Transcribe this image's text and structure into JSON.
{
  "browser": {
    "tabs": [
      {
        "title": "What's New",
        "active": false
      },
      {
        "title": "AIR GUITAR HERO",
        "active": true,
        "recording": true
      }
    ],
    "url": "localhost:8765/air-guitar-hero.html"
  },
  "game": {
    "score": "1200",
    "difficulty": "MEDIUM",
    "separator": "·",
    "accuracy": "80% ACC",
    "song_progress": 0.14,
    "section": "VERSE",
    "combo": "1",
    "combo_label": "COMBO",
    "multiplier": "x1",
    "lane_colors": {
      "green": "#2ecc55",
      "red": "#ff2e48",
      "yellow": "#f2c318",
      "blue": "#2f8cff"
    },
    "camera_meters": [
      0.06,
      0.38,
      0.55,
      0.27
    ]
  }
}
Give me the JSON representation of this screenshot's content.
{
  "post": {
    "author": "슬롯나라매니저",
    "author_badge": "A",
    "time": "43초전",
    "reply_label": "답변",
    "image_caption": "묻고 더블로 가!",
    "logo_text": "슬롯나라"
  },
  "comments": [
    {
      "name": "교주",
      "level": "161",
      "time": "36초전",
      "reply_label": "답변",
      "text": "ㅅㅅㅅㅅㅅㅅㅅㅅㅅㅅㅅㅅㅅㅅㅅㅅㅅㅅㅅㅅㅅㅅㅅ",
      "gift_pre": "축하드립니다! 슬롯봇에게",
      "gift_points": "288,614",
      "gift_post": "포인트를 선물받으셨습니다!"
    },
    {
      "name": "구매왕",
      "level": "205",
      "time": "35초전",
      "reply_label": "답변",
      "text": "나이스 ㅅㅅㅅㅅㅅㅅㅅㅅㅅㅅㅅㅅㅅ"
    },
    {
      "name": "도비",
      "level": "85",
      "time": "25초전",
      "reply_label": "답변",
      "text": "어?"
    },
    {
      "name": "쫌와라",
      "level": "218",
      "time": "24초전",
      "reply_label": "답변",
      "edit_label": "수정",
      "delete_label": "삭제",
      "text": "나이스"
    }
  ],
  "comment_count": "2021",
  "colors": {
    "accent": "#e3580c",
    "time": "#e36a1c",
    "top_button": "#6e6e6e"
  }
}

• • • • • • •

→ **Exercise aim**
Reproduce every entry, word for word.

→ **Task response**
Transcribe this image's text and structure into JSON.
{
  "browser": {
    "tabs": [
      {
        "title": "What's New",
        "active": false
      },
      {
        "title": "AIR GUITAR HERO",
        "active": true,
        "recording": true
      }
    ],
    "url": "localhost:8765/air-guitar-hero.html"
  },
  "game": {
    "score": "1200",
    "difficulty": "MEDIUM",
    "separator": "·",
    "accuracy": "80% ACC",
    "song_progress": 0.14,
    "section": "VERSE",
    "combo": "1",
    "combo_label": "COMBO",
    "multiplier": "x1",
    "lane_colors": {
      "green": "#2ecc55",
      "red": "#ff2e48",
      "yellow": "#f2c318",
      "blue": "#2f8cff"
    },
    "camera_meters": [
      0.06,
      0.38,
      0.55,
      0.27
    ]
  }
}
Give me the JSON representation of this screenshot's content.
{
  "post": {
    "author": "슬롯나라매니저",
    "author_badge": "A",
    "time": "43초전",
    "reply_label": "답변",
    "image_caption": "묻고 더블로 가!",
    "logo_text": "슬롯나라"
  },
  "comments": [
    {
      "name": "교주",
      "level": "161",
      "time": "36초전",
      "reply_label": "답변",
      "text": "ㅅㅅㅅㅅㅅㅅㅅㅅㅅㅅㅅㅅㅅㅅㅅㅅㅅㅅㅅㅅㅅㅅㅅ",
      "gift_pre": "축하드립니다! 슬롯봇에게",
      "gift_points": "288,614",
      "gift_post": "포인트를 선물받으셨습니다!"
    },
    {
      "name": "구매왕",
      "level": "205",
      "time": "35초전",
      "reply_label": "답변",
      "text": "나이스 ㅅㅅㅅㅅㅅㅅㅅㅅㅅㅅㅅㅅㅅ"
    },
    {
      "name": "도비",
      "level": "85",
      "time": "25초전",
      "reply_label": "답변",
      "text": "어?"
    },
    {
      "name": "쫌와라",
      "level": "218",
      "time": "24초전",
      "reply_label": "답변",
      "edit_label": "수정",
      "delete_label": "삭제",
      "text": "나이스"
    }
  ],
  "comment_count": "2021",
  "colors": {
    "accent": "#e3580c",
    "time": "#e36a1c",
    "top_button": "#6e6e6e"
  }
}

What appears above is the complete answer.